From 1980 to 2013, vast markets opened around the world while corporate-tax rates, borrowing costs, and the price of labor, equipment, and technology all fell. The net profits posted by the world’s largest companies more than tripled in real terms from $2 trillion in 1980 to $7.2 trillion by 2013,1pushing corporate profits as a share of global GDP from 7.6 percent to almost 10 percent. Today, companies from advanced economies still earn more than two-thirds of global profits, and Western firms are the world’s most profitable. Multinationals have benefited from rising consumption and industrial investment, the availability of low-cost labor, and more globalized supply chains.

But there are indications of a very significant change in the nature of global competition and the economic environment. While global revenue could increase by some 40 percent, reaching $185 trillion by 2025, profit growth is coming under pressure. This could cause the real-growth rate for the corporate-profit pool to fall from around 5 percent to 1 percent, practically the same share as in 1980, before the boom began. (For more, see sidebar, “The future and how to survive it,” an excerpt from a companion article in the October 2015 issue of Harvard Business Review.)

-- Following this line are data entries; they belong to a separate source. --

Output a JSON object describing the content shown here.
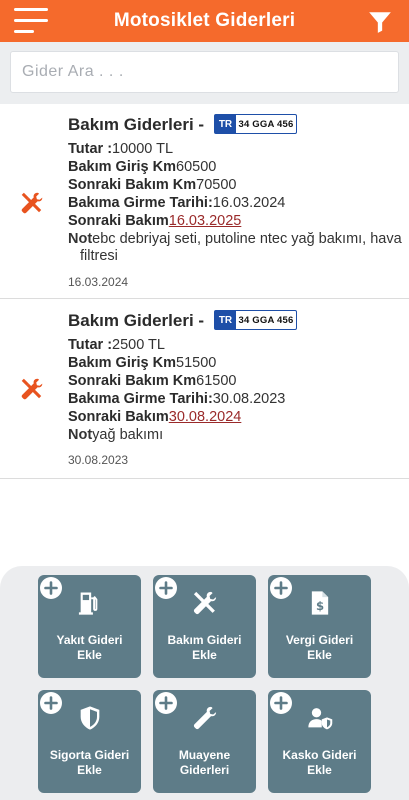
{
  "app": {
    "title": "Motosiklet Giderleri",
    "accent_color": "#f56a2c",
    "menu_icon": "hamburger-menu-icon",
    "filter_icon": "filter-icon"
  },
  "search": {
    "placeholder": "Gider Ara . . ."
  },
  "expenses": [
    {
      "title": "Bakım Giderleri -",
      "icon": "tools-icon",
      "plate": {
        "country": "TR",
        "number": "34 GGA 456"
      },
      "amount_label": "Tutar :",
      "amount": "10000 TL",
      "km_in_label": "Bakım Giriş Km",
      "km_in": "60500",
      "km_next_label": "Sonraki Bakım Km",
      "km_next": "70500",
      "date_in_label": "Bakıma Girme Tarihi:",
      "date_in": "16.03.2024",
      "next_label": "Sonraki Bakım",
      "next_date": "16.03.2025",
      "note_label": "Not",
      "note_line1": "ebc debriyaj seti, putoline ntec yağ bakımı, hava",
      "note_line2": "filtresi",
      "date": "16.03.2024"
    },
    {
      "title": "Bakım Giderleri -",
      "icon": "tools-icon",
      "plate": {
        "country": "TR",
        "number": "34 GGA 456"
      },
      "amount_label": "Tutar :",
      "amount": "2500 TL",
      "km_in_label": "Bakım Giriş Km",
      "km_in": "51500",
      "km_next_label": "Sonraki Bakım Km",
      "km_next": "61500",
      "date_in_label": "Bakıma Girme Tarihi:",
      "date_in": "30.08.2023",
      "next_label": "Sonraki Bakım",
      "next_date": "30.08.2024",
      "note_label": "Not",
      "note_line1": "yağ bakımı",
      "note_line2": "",
      "date": "30.08.2023"
    }
  ],
  "actions": [
    {
      "label": "Yakıt Gideri\nEkle",
      "icon": "fuel-pump-icon"
    },
    {
      "label": "Bakım Gideri\nEkle",
      "icon": "tools-icon"
    },
    {
      "label": "Vergi Gideri\nEkle",
      "icon": "tax-document-icon"
    },
    {
      "label": "Sigorta Gideri\nEkle",
      "icon": "shield-icon"
    },
    {
      "label": "Muayene\nGiderleri",
      "icon": "wrench-icon"
    },
    {
      "label": "Kasko Gideri\nEkle",
      "icon": "user-shield-icon"
    }
  ],
  "colors": {
    "tile": "#5e7c88",
    "panel": "#ecedef",
    "link": "#9a2a2a",
    "plate_blue": "#1e4fa8"
  }
}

Part of the slowdown in profit growth will stem from the competitive forces unleashed by two groups of hard-charging competitors. On one side is an enormous wave of companies based in emerging economies. The most prominent have been operating as industrial giants for decades, but over the past 10 to 15 years, they have reached massive scale in their home markets. Now they are expanding globally, just as their predecessors from Japan and South Korea did before them. On the other side, high-tech companies are introducing new business models and striking into new sectors. And the tech giants themselves are not the only threat. Powerful digital platforms such as Alibaba and Amazon serve as launching pads for thousands of small and midsize enterprises, giving them the reach and resources to challenge larger companies.